When I first heard Christ say, “Follow me,” I was sixteen years old. I often wondered what kind of cross I would carry for choosing to follow him. I pictured myself living in a hut in a mountain village or maybe in a “barrio” similar to the slums I would drive by on my way to school. I knew that it wouldn’t be easy, that there would be loss, pain, maybe even persecution. And it’s true – it has been, at times, grueling and crushing. What I didn’t foresee then was that following Christ could also mean, at times, abundance.
But here I am years later, living overseas and recently moved into a house that is better than anything we had hoped. Not only is the house built on two plots of land, perfect for our kids to play and explore, inside the house is spacious as well. We have a dedicated guest room with its own bathroom and a lower level that is airy and perfect to host large gatherings. We have a separate dining room to host multiple guests, and my husband is able to have an office to more effectively work from home.
And the view, oh, the view is breathtaking. Because our house sits at the top of a hill, it overlooks a precipitous narrow valley, ringed by mountains. We can see a small town that sits on the mountain across from us, and at night, the cheery lights from the houses greet us in the distance. Secluded by a row of tall cypress trees, the house has a farmhouse feel. When you sit in the veranda that overlooks the valley, the twittering of Palestinian sunbirds with their turquoise plumage and playful flight simply delight the senses.
For years I’d been saying I wanted to have a house that was guest-house material, a place that would be lovely and restful, a place where others could come to get away, “preferably with a gorgeous view,” I’d say. This house is all that and more (for the same rent we were paying before!). A few days after we moved, I told my husband, “I feel like my soul grew two sizes.”
But not long after, I found a nagging restlessness in my heart. I couldn’t relax into enjoying our home. We don’t know any other expats in this country with a space like ours. A voice kept whispering, “God wouldn’t be this kind to you, you don’t deserve it. Did you somehow manipulate him into giving it to you?”
When our functional theology is about what we deserve, we quickly turn to self-atonement strategies to cope with undeserved gifts. “We will steward this house well. We want it to be a blessing to others,” we say. And while this desire to be a blessing is absolutely real and good, what if that is not the primary reason why we have this house? What if our Father is this kind? What if, before we think about how we can use this home for the good of others and the kingdom, we receive this gift with both hands and simply savor the rich love of our Dad who sees us intimately?

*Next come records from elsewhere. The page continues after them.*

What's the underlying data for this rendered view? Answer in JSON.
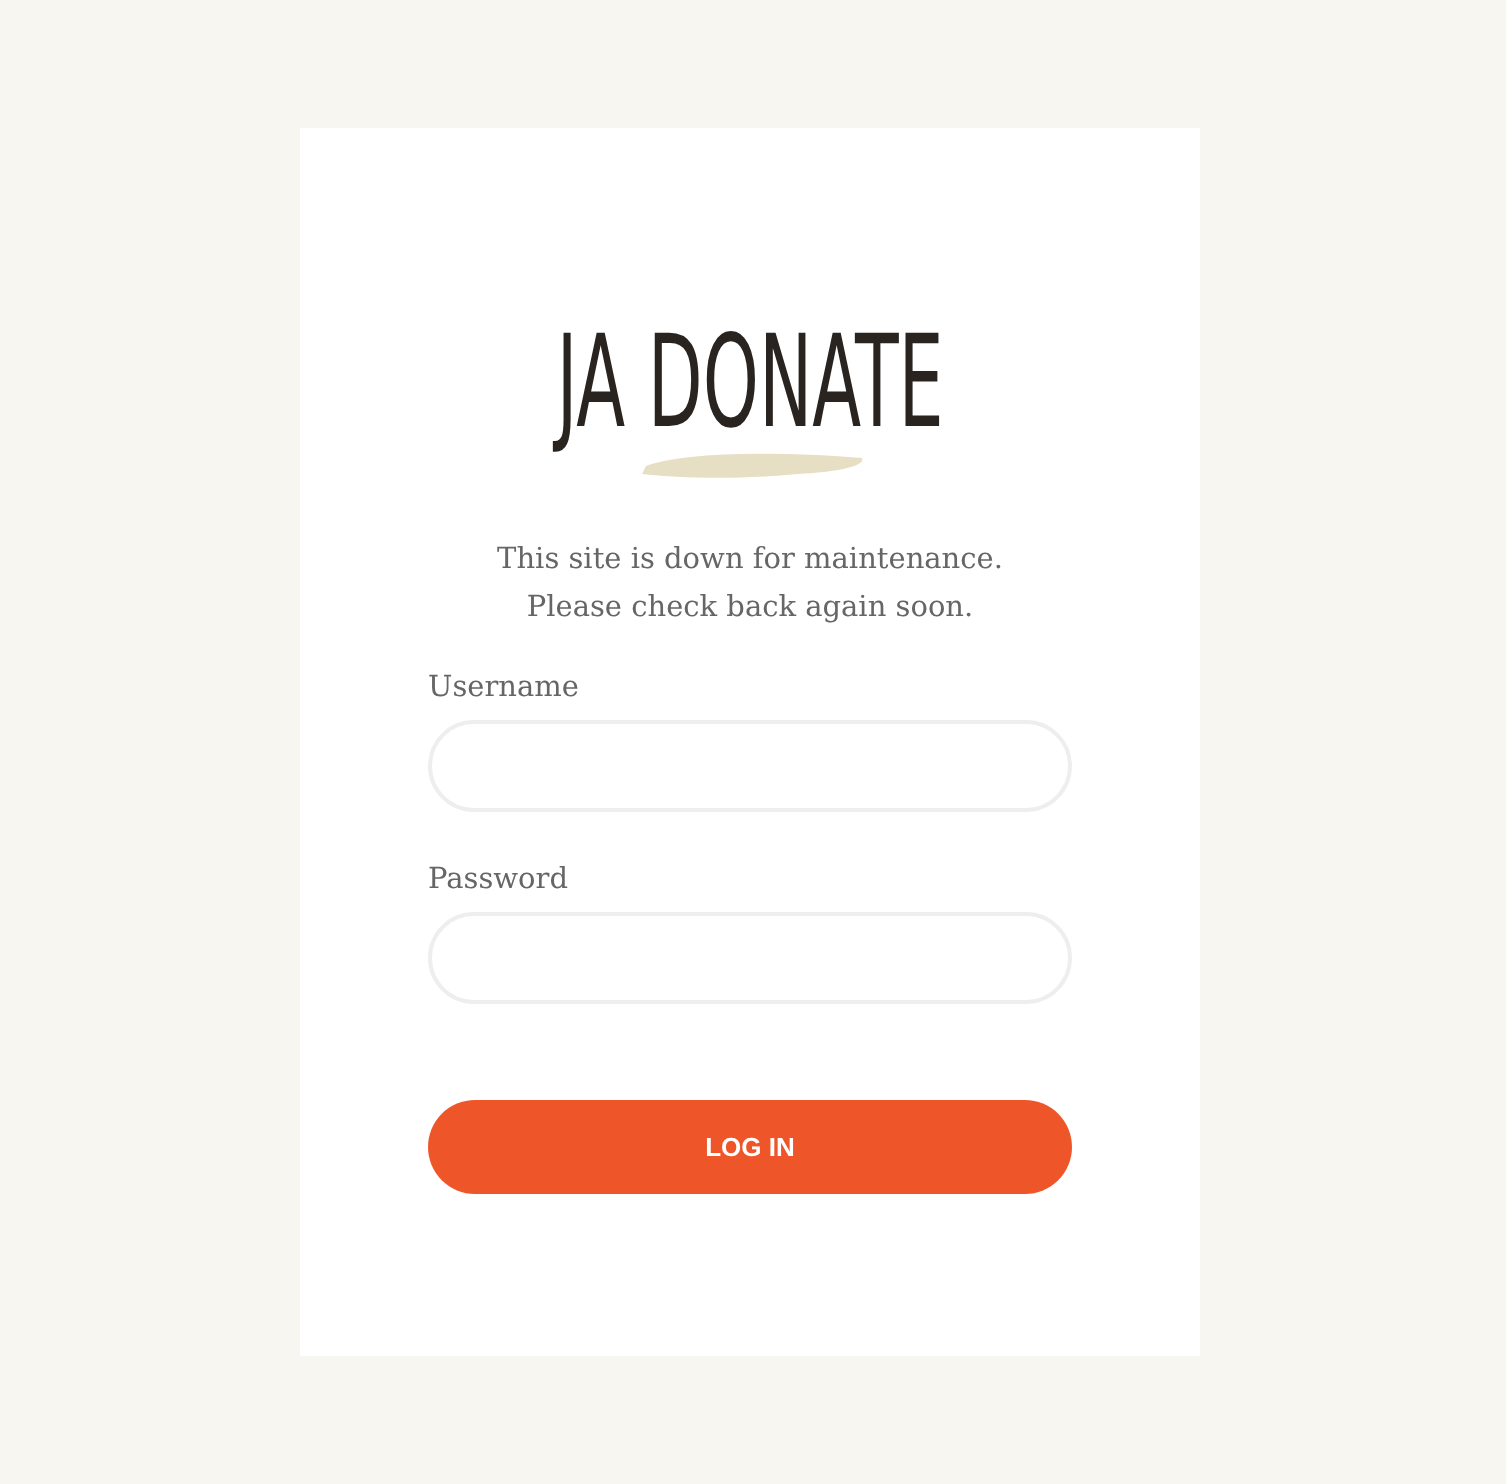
{
  "logo": {
    "text": "JA DONATE"
  },
  "message": [
    "This site is down for maintenance.",
    "Please check back again soon."
  ],
  "fields": [
    {
      "label": "Username"
    },
    {
      "label": "Password"
    }
  ],
  "button": {
    "label": "LOG IN"
  }
}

We are not just servants living on mission for the purposes of the King. We are his actual kids – deeply beloved, thoroughly delighted in. What if, as we are giving out to others, he wants us to taste all that He is and all that we are to him?
As overseas workers, do we have a theology of abundance? I have been pondering this question for months. When generous friends gift us time away on what feels like an extravagant vacation, when God provides the perfect car for the needs of our family, or when God blows us away with increased monthly support that we didn’t sweat hard to raise, do we have a functional theology that allows us to relish all that grace? Without guilt, shame, or fear?
Our theology of abundance not only allows us to receive grace, it also helps us when we are living very different lives than Adoniram and Ann Judson lived in Burma or Jim and Elisabeth Elliott among the Quechua people in Ecuador.
“We have left it all to follow you.” Peter’s words ring in our ears. Have we? We have cars, A/C units, and grocery stores with western-like goods. We can text with our families across the oceans and within seconds, get a reply. In some ways, at times, our sacrifice seems less significant because the lack we experience is not the same. And so the abundance we enjoy in comparison to theirs makes us feel a bit like a fraud, like we are in some way second-class workers, not as “hard core” as those of old.
But their devotion to Christ is not measured by their sacrifice but by their faith in him and their day-to-day dependence on the Spirit. God is not measuring the strength of our sacrifice either. Rather, he asks whether Jesus is our only source of confidence for the life he has given — with its gifts, sorrows, and responsibilities.
What if the abundance in our life is rich soil for growth when it is enjoyed by faith? What if this bounty in resources and capacity is a gift that enables longevity, allowing us to be stable and grounded enough to care for the overwhelming needs of those around us? What if the God who cares for us according to the riches of his glory in Christ Jesus delights to tend to the souls and bodies and minds of those he sends out to serve him? What if he knows how much we need to hear, “I see you?”
I hope you know I am not saying we can only feel seen in abundance. Neither am I advocating the pursuit of abundance. I know the destructive power of prosperity gospel theology and the trap it can be in ministry. I am a firm believer in the importance of a robust theology of suffering. I am, after all, a lay counselor, passionate about holistic soul care. But a robust theology of suffering is not complete without a theology of abundance.
Our Father’s generosity is to be received gratefully, joyfully. His kindness is to be stewarded and leveraged. When we do that with Christ-confidence we are, like Mary Oliver wrote, “half crazy with the wonder of it.” We delight in the foolishness of grace that lavishes us with everything our Father is for us. Not because we have done so much in following Jesus, but because He won it all when he led ahead of us.